BEGIN Supplied data

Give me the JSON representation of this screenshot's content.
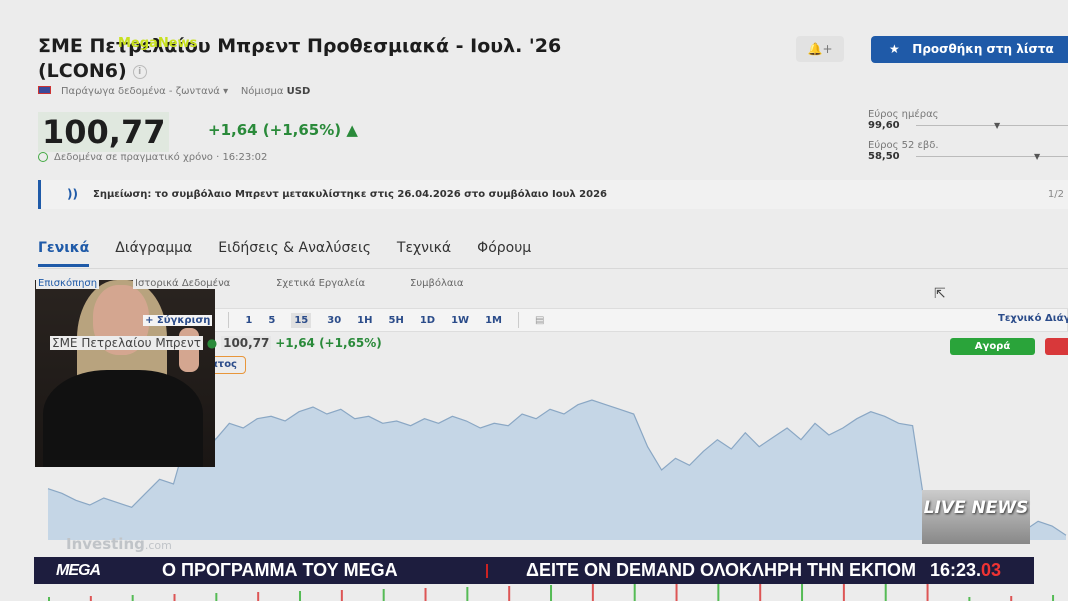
{
  "header": {
    "title_line1": "ΣΜΕ Πετρελαίου Μπρεντ Προθεσμιακά - Ιουλ. '26",
    "title_line2": "(LCON6)",
    "watermark": "MegaNews",
    "data_source": "Παράγωγα δεδομένα - ζωντανά",
    "currency_label": "Νόμισμα",
    "currency": "USD",
    "alert_icon": "bell-plus-icon",
    "watchlist_label": "Προσθήκη στη λίστα"
  },
  "quote": {
    "price": "100,77",
    "change": "+1,64 (+1,65%)",
    "realtime": "Δεδομένα σε πραγματικό χρόνο · 16:23:02"
  },
  "ranges": [
    {
      "label": "Εύρος ημέρας",
      "low": "99,60",
      "position": 0.45
    },
    {
      "label": "Εύρος 52 εβδ.",
      "low": "58,50",
      "position": 0.78
    }
  ],
  "note": {
    "text": "Σημείωση: το συμβόλαιο Μπρεντ μετακυλίστηκε στις 26.04.2026 στο συμβόλαιο Ιουλ 2026",
    "page": "1/2"
  },
  "tabs": [
    "Γενικά",
    "Διάγραμμα",
    "Ειδήσεις & Αναλύσεις",
    "Τεχνικά",
    "Φόρουμ"
  ],
  "subtabs": [
    "Επισκόπηση",
    "Ιστορικά Δεδομένα",
    "Σχετικά Εργαλεία",
    "Συμβόλαια"
  ],
  "toolbar": {
    "compare": "+ Σύγκριση",
    "intervals": [
      "1",
      "5",
      "15",
      "30",
      "1H",
      "5H",
      "1D",
      "1W",
      "1M"
    ],
    "selected": "15",
    "technical": "Τεχνικό Διάγραμμα"
  },
  "legend": {
    "name": "ΣΜΕ Πετρελαίου Μπρεντ",
    "price": "100,77",
    "change": "+1,64 (+1,65%)",
    "indicators": "Δείκτες διαγράμματος"
  },
  "actions": {
    "buy": "Αγορά"
  },
  "chart_data": {
    "type": "area",
    "title": "",
    "xlabel": "",
    "ylabel": "",
    "color": "#c5d6e6",
    "line_color": "#8aa7c4",
    "values": [
      62,
      60,
      57,
      55,
      58,
      56,
      54,
      60,
      66,
      64,
      85,
      95,
      83,
      90,
      88,
      92,
      93,
      91,
      95,
      97,
      94,
      96,
      92,
      93,
      90,
      91,
      89,
      92,
      90,
      93,
      91,
      88,
      90,
      89,
      94,
      92,
      96,
      94,
      98,
      100,
      98,
      96,
      94,
      80,
      70,
      75,
      72,
      78,
      83,
      79,
      86,
      80,
      84,
      88,
      83,
      90,
      85,
      88,
      92,
      95,
      93,
      90,
      89,
      50,
      48,
      50,
      46,
      49,
      45,
      47,
      44,
      48,
      46,
      42
    ]
  },
  "overlay": {
    "ticker_logo": "MEGA",
    "ticker_text1": "Ο ΠΡΟΓΡΑΜΜΑ ΤΟΥ MEGA",
    "ticker_text2": "ΔΕΙΤΕ ON DEMAND ΟΛΟΚΛΗΡΗ ΤΗΝ ΕΚΠΟΜΠΗ",
    "clock_hm": "16:23.",
    "clock_s": "03",
    "live_news": "LIVE NEWS",
    "chart_brand": "Investing",
    "chart_brand_suffix": ".com"
  }
}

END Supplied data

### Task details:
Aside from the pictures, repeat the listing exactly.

### Solution to this problem:
Give me the JSON representation of this screenshot's content.
{
  "header": {
    "title_line1": "ΣΜΕ Πετρελαίου Μπρεντ Προθεσμιακά - Ιουλ. '26",
    "title_line2": "(LCON6)",
    "watermark": "MegaNews",
    "data_source": "Παράγωγα δεδομένα - ζωντανά",
    "currency_label": "Νόμισμα",
    "currency": "USD",
    "alert_icon": "bell-plus-icon",
    "watchlist_label": "Προσθήκη στη λίστα"
  },
  "quote": {
    "price": "100,77",
    "change": "+1,64 (+1,65%)",
    "realtime": "Δεδομένα σε πραγματικό χρόνο · 16:23:02"
  },
  "ranges": [
    {
      "label": "Εύρος ημέρας",
      "low": "99,60",
      "position": 0.45
    },
    {
      "label": "Εύρος 52 εβδ.",
      "low": "58,50",
      "position": 0.78
    }
  ],
  "note": {
    "text": "Σημείωση: το συμβόλαιο Μπρεντ μετακυλίστηκε στις 26.04.2026 στο συμβόλαιο Ιουλ 2026",
    "page": "1/2"
  },
  "tabs": [
    "Γενικά",
    "Διάγραμμα",
    "Ειδήσεις & Αναλύσεις",
    "Τεχνικά",
    "Φόρουμ"
  ],
  "subtabs": [
    "Επισκόπηση",
    "Ιστορικά Δεδομένα",
    "Σχετικά Εργαλεία",
    "Συμβόλαια"
  ],
  "toolbar": {
    "compare": "+ Σύγκριση",
    "intervals": [
      "1",
      "5",
      "15",
      "30",
      "1H",
      "5H",
      "1D",
      "1W",
      "1M"
    ],
    "selected": "15",
    "technical": "Τεχνικό Διάγραμμα"
  },
  "legend": {
    "name": "ΣΜΕ Πετρελαίου Μπρεντ",
    "price": "100,77",
    "change": "+1,64 (+1,65%)",
    "indicators": "Δείκτες διαγράμματος"
  },
  "actions": {
    "buy": "Αγορά"
  },
  "chart_data": {
    "type": "area",
    "title": "",
    "xlabel": "",
    "ylabel": "",
    "color": "#c5d6e6",
    "line_color": "#8aa7c4",
    "values": [
      62,
      60,
      57,
      55,
      58,
      56,
      54,
      60,
      66,
      64,
      85,
      95,
      83,
      90,
      88,
      92,
      93,
      91,
      95,
      97,
      94,
      96,
      92,
      93,
      90,
      91,
      89,
      92,
      90,
      93,
      91,
      88,
      90,
      89,
      94,
      92,
      96,
      94,
      98,
      100,
      98,
      96,
      94,
      80,
      70,
      75,
      72,
      78,
      83,
      79,
      86,
      80,
      84,
      88,
      83,
      90,
      85,
      88,
      92,
      95,
      93,
      90,
      89,
      50,
      48,
      50,
      46,
      49,
      45,
      47,
      44,
      48,
      46,
      42
    ]
  },
  "overlay": {
    "ticker_logo": "MEGA",
    "ticker_text1": "Ο ΠΡΟΓΡΑΜΜΑ ΤΟΥ MEGA",
    "ticker_text2": "ΔΕΙΤΕ ON DEMAND ΟΛΟΚΛΗΡΗ ΤΗΝ ΕΚΠΟΜΠΗ",
    "clock_hm": "16:23.",
    "clock_s": "03",
    "live_news": "LIVE NEWS",
    "chart_brand": "Investing",
    "chart_brand_suffix": ".com"
  }
}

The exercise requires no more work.